### [PROBLEM DESCRIPTION]
Across the entries below, tally every line that holds the word "Student". Give only the tally.

### [Saved data entries]
+++

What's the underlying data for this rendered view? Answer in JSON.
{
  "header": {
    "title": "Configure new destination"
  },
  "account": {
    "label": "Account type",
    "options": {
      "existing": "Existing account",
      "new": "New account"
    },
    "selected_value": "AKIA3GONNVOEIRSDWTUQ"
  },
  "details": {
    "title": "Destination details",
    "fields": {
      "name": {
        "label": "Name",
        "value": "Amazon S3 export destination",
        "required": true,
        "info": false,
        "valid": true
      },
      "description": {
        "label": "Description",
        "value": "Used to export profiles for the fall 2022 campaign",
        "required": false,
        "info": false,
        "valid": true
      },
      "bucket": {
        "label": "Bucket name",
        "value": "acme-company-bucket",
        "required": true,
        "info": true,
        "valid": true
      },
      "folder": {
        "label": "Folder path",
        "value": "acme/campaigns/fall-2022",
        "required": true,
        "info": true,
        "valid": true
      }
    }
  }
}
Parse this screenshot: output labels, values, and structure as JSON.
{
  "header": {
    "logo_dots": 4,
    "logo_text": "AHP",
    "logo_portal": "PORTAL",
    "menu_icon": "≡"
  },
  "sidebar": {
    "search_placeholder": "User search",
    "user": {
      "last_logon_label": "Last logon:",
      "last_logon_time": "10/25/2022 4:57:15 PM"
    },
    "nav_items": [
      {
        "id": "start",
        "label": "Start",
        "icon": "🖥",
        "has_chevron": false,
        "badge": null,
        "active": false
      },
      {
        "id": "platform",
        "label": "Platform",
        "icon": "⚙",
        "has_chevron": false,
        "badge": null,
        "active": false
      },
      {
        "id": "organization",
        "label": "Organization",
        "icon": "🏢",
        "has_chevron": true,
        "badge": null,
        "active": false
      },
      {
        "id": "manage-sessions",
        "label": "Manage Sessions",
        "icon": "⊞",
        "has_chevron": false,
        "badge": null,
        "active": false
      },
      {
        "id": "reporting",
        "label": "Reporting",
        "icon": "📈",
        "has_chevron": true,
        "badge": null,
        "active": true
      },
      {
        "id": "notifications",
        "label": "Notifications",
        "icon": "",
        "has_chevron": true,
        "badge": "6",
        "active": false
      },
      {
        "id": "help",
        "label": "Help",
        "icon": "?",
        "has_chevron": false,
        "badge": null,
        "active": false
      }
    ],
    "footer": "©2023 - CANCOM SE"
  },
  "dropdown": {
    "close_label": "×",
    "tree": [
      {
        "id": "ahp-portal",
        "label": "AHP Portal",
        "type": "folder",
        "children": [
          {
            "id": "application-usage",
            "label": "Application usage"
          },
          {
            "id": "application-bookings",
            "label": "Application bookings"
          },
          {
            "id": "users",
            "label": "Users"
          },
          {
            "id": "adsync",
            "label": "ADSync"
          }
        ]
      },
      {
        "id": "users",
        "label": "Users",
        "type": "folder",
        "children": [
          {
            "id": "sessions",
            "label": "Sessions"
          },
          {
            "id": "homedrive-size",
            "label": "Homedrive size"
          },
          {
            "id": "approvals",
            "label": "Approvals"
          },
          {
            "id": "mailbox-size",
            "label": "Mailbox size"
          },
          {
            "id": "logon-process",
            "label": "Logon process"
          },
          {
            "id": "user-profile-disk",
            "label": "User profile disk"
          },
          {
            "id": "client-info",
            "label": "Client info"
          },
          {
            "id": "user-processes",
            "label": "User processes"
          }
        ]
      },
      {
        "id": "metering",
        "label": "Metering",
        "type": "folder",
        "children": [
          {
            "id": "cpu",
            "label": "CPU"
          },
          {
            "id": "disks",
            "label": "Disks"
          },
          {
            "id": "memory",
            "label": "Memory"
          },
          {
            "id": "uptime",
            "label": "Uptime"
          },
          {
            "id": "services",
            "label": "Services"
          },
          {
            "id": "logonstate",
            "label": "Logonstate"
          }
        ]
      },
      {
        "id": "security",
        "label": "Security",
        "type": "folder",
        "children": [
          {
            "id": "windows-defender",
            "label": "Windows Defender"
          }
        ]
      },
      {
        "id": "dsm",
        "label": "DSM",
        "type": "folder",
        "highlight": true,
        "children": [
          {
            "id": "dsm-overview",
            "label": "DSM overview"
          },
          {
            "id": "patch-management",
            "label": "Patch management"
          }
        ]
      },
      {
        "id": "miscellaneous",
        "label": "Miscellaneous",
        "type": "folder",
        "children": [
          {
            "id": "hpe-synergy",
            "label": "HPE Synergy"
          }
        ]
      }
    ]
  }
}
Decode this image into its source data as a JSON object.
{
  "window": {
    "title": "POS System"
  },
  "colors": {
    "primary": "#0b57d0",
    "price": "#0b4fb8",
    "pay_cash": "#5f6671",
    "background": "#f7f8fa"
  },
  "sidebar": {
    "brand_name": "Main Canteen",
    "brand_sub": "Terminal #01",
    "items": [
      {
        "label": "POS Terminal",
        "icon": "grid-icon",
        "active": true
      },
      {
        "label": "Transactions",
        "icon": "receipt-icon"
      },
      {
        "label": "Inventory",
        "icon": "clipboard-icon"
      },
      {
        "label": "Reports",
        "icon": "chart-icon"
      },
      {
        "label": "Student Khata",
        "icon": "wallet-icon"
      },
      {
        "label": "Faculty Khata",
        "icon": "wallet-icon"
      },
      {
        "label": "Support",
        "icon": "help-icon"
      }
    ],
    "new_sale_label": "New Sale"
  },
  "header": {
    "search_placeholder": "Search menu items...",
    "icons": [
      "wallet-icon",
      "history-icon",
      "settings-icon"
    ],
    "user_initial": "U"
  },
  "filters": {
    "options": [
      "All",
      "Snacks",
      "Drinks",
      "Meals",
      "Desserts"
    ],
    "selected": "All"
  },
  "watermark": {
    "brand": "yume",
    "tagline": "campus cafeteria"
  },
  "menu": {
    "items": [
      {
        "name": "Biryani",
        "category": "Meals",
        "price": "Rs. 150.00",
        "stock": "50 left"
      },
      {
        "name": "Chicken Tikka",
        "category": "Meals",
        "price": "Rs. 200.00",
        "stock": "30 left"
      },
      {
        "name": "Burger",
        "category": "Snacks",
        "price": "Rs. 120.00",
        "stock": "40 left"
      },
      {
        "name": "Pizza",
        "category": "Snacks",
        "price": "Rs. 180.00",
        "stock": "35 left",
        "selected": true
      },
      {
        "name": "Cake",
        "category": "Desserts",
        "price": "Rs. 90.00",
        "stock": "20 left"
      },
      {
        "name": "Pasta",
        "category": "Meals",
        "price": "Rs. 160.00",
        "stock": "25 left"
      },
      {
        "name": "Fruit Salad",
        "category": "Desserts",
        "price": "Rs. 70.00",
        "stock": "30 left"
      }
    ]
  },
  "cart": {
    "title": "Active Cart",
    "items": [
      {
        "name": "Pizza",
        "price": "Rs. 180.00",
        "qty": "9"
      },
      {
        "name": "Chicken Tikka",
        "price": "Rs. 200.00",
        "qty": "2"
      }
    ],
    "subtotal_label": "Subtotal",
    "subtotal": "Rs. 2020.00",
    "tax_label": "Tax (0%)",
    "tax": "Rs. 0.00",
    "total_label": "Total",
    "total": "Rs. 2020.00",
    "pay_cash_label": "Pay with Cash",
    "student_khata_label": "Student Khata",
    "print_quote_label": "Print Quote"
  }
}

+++

### [OUTPUT]
2